• _Problem details_
Word for word, write the records out again, but omit each picture.

Entries supplied START

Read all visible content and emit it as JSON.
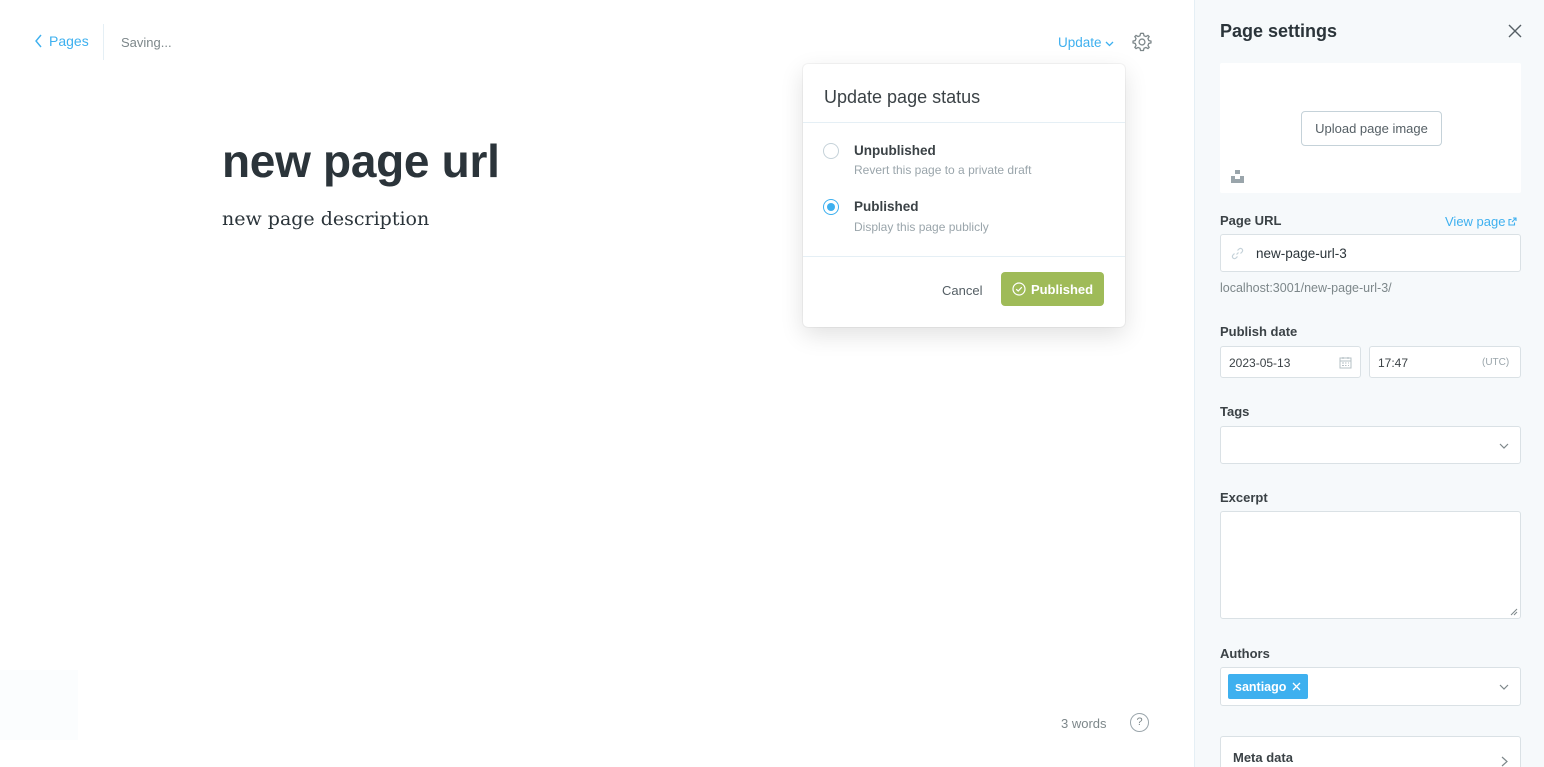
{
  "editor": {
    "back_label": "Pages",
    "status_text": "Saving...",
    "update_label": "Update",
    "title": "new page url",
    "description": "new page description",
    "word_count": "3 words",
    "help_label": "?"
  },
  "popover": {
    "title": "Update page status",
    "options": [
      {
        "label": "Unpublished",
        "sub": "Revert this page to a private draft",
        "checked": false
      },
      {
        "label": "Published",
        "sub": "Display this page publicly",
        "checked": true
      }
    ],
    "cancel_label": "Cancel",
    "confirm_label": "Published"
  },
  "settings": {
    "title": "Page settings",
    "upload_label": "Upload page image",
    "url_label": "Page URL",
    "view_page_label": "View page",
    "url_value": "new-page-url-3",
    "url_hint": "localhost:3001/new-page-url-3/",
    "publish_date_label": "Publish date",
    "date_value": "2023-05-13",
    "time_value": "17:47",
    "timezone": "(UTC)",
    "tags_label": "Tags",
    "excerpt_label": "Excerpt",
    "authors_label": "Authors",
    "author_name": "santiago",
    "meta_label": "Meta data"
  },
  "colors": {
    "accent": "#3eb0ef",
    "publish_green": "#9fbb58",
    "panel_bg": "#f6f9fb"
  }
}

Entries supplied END

• _Result of the task_
Read all visible content and emit it as JSON.
{
  "editor": {
    "back_label": "Pages",
    "status_text": "Saving...",
    "update_label": "Update",
    "title": "new page url",
    "description": "new page description",
    "word_count": "3 words",
    "help_label": "?"
  },
  "popover": {
    "title": "Update page status",
    "options": [
      {
        "label": "Unpublished",
        "sub": "Revert this page to a private draft",
        "checked": false
      },
      {
        "label": "Published",
        "sub": "Display this page publicly",
        "checked": true
      }
    ],
    "cancel_label": "Cancel",
    "confirm_label": "Published"
  },
  "settings": {
    "title": "Page settings",
    "upload_label": "Upload page image",
    "url_label": "Page URL",
    "view_page_label": "View page",
    "url_value": "new-page-url-3",
    "url_hint": "localhost:3001/new-page-url-3/",
    "publish_date_label": "Publish date",
    "date_value": "2023-05-13",
    "time_value": "17:47",
    "timezone": "(UTC)",
    "tags_label": "Tags",
    "excerpt_label": "Excerpt",
    "authors_label": "Authors",
    "author_name": "santiago",
    "meta_label": "Meta data"
  },
  "colors": {
    "accent": "#3eb0ef",
    "publish_green": "#9fbb58",
    "panel_bg": "#f6f9fb"
  }
}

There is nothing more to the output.